In this commercialized and polluted world, essential oils offer a cost-effective way to use remedies which have been in existence since ancient times through the tools supplied to you from Mother Nature herself. Most importantly, they allow you to be in control of the substances you put into, and onto, your own body.

Popular Methods of Use

1. Massage
Massage is an effective way of receiving the therapeutic benefits of Essential oils, as the oils are absorbed into a large area of the skin, while at the same time the muscles are being relaxed which helps move the oil through the body.Add to that, the comforting effect of touch, and you can see the importance of this means of application.
Massage is a pleasurable experience to share with a friend. However this not always convenient or possible, so it is important not to overlook the benefits of self massage.

Dilutions: 50mls (10 teaspoons) Carrier oil to 25 drops of Essential oil blend or 10mls (2 teaspoons) Carrier oil to 5 drops of Essential oil blend. Children dosage: 15mls Carrier oil to 2 drops Essential oil.

2. Inhalation
Inhalations using essential oils are particularly effective for relief of mild upper respiratory problems.

Steam Inhalation: This is most beneficial for relieving symptoms of chest and throat infections.

Method and Dilution:
Fill a large stainless steel, glass or ceramic bowl with hot water. Add 2-3 drops of essential oils. (Children 1 drop only).
Lean over bowl, covering head with a towel and breathe deeply for 3-5 minutes.

Caution: Always keep eyes closed. Asthmatics should approach this method with caution, as concentrated steam can cause choking. Never use during an attack. Only use as a preventative measure.

3. Tissue
For another effect, use 2-4 drops of essential oil on a tissue or hankie (1 drop for children) and inhale several times when required. Carry with you to help you get through the day.

4. Pillow
To benefit you whilst you sleep, 1 drop on either side of your pillow. Keep well away from your eyes.

5. Aromatic Bath
A relaxing treat with a double benefit. The oils are absorbed through your skin whilst also being inhaled. The aromatic bath can be effective to stimulate and energise, relax and sedate and enhance sensuality.

Method: Close all doors and windows. Lie back, place towel dipped in bath water and squeezed out, under your neck, breathe deeply and ENJOY for 10 to 20 minutes.

Dilution: 6-8 drops of blend of essential oils to suit your self. (2 drops for children). Add to bath water (not too hot) immediately prior to immersing. Agitate vigorously to disperse oil. To nourish dry skin, add essential oil blend to 5ml (1 teaspoon) of carrier oil.

6. Footbath
The benefits of a foot bath are enormous especially when a full bath is not available. (When living in a flat or unit, and when travelling) as oils are absorbed very effectively through the feet.

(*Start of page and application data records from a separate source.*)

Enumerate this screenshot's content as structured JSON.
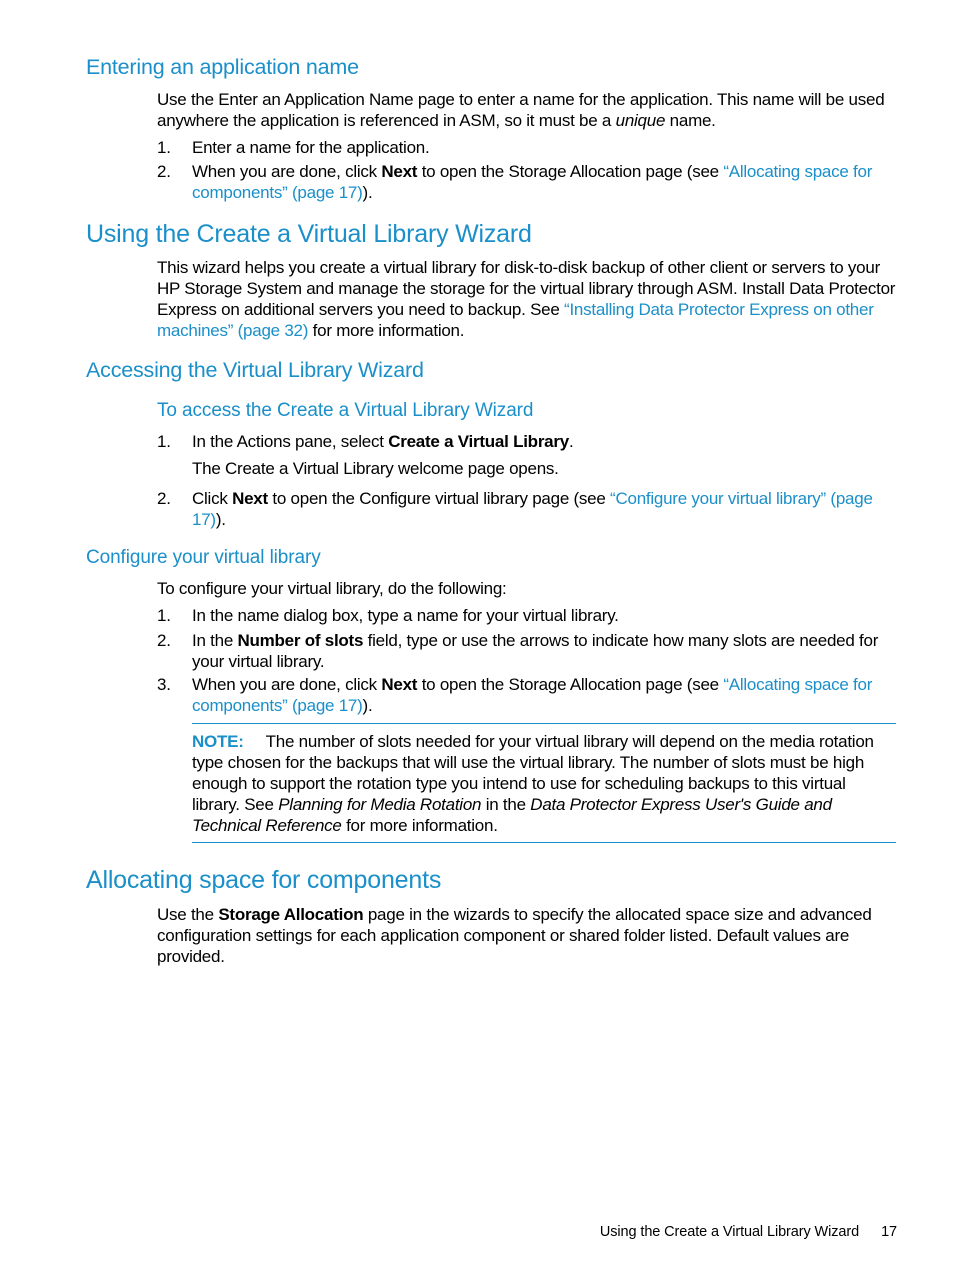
{
  "sections": {
    "entering_name": {
      "heading": "Entering an application name",
      "intro_pre": "Use the Enter an Application Name page to enter a name for the application. This name will be used anywhere the application is referenced in ASM, so it must be a ",
      "intro_em": "unique",
      "intro_post": " name.",
      "steps": [
        {
          "num": "1.",
          "text": "Enter a name for the application."
        },
        {
          "num": "2.",
          "pre": "When you are done, click ",
          "bold": "Next",
          "mid": " to open the Storage Allocation page (see ",
          "link": "“Allocating space for components” (page 17)",
          "post": ")."
        }
      ]
    },
    "using_wizard": {
      "heading": "Using the Create a Virtual Library Wizard",
      "body_pre": "This wizard helps you create a virtual library for disk-to-disk backup of other client or servers to your HP Storage System and manage the storage for the virtual library through ASM. Install Data Protector Express on additional servers you need to backup. See ",
      "body_link": "“Installing Data Protector Express on other machines” (page 32)",
      "body_post": " for more information."
    },
    "accessing_wizard": {
      "heading": "Accessing the Virtual Library Wizard",
      "subheading": "To access the Create a Virtual Library Wizard",
      "steps": [
        {
          "num": "1.",
          "pre": "In the Actions pane, select ",
          "bold": "Create a Virtual Library",
          "post": ".",
          "followup": "The Create a Virtual Library welcome page opens."
        },
        {
          "num": "2.",
          "pre": "Click ",
          "bold": "Next",
          "mid": " to open the Configure virtual library page (see ",
          "link": "“Configure your virtual library” (page 17)",
          "post": ")."
        }
      ]
    },
    "configure_library": {
      "heading": "Configure your virtual library",
      "intro": "To configure your virtual library, do the following:",
      "steps": [
        {
          "num": "1.",
          "text": "In the name dialog box, type a name for your virtual library."
        },
        {
          "num": "2.",
          "pre": "In the ",
          "bold": "Number of slots",
          "post": " field, type or use the arrows to indicate how many slots are needed for your virtual library."
        },
        {
          "num": "3.",
          "pre": "When you are done, click ",
          "bold": "Next",
          "mid": " to open the Storage Allocation page (see ",
          "link": "“Allocating space for components” (page 17)",
          "post": ")."
        }
      ],
      "note": {
        "label": "NOTE:",
        "text1": "The number of slots needed for your virtual library will depend on the media rotation type chosen for the backups that will use the virtual library. The number of slots must be high enough to support the rotation type you intend to use for scheduling backups to this virtual library. See ",
        "em1": "Planning for Media Rotation",
        "text2": " in the ",
        "em2": "Data Protector Express User's Guide and Technical Reference",
        "text3": " for more information."
      }
    },
    "allocating_space": {
      "heading": "Allocating space for components",
      "body_pre": "Use the ",
      "body_bold": "Storage Allocation",
      "body_post": " page in the wizards to specify the allocated space size and advanced configuration settings for each application component or shared folder listed. Default values are provided."
    }
  },
  "footer": {
    "title": "Using the Create a Virtual Library Wizard",
    "page_number": "17"
  },
  "colors": {
    "accent": "#1a8fc9",
    "text": "#000000"
  }
}
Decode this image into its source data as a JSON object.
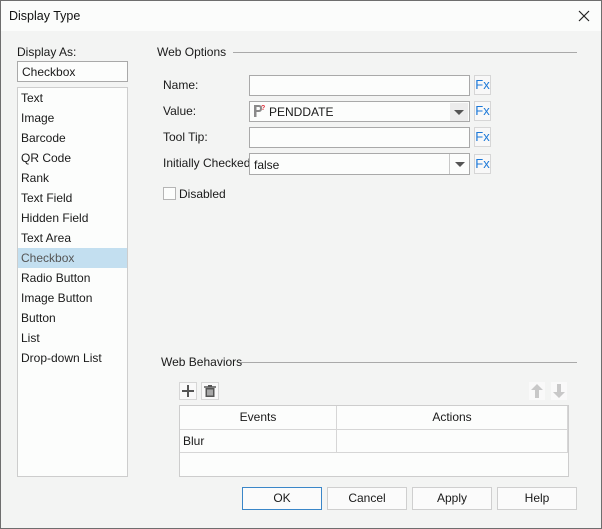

Method and Dilution: Fill a large non-plastic bowl with warm water. Add a layer of marbles, and 4-6 drops of essential oil blend. (2 drops for children). Agitate water. As you soak your feet and relax, roll your feet across the marbles as an extra benefit.

7. Vaporisation
When essential oils are gently heated using a ceramic oil warmer, these highly volatile oils turn from liquid to vapour (it is esential oil vapour you smell when you come close to a fragrant flower). These vapours help to keep the atmosphere germ free, and simply by breathing, you can receive the therapeutic effects of the oils, whilst you go about your daily routine. Often you will not even be aware of the aroma at all, but they will still be quietly doing their job.

Dilution: Fill the saucer with warm water and add 6-8 drops of your blend. Light the candle beneath. Note that the water may evaporate after a few hours and needs to be refilled. Place away from drafts and well out of reach of children.

Caution: Do not leave on unattended or whilst sleeping.

8. Compresses
A cold or warm compress using essential oils, is a wonderful way to soothe aches, cramps, swelling and sprains. A warm compress can also become part of your daily skin care regime.

Dilution: Fill a non-plastic bowl or hand basin with water and add 6-8 drops of essential oil blend. (2drops for children). Agitate water vigorously. Fold a clean towel or piece of cheese cloth, immerse cloth in water, gently squeeze out excess water and place on required area.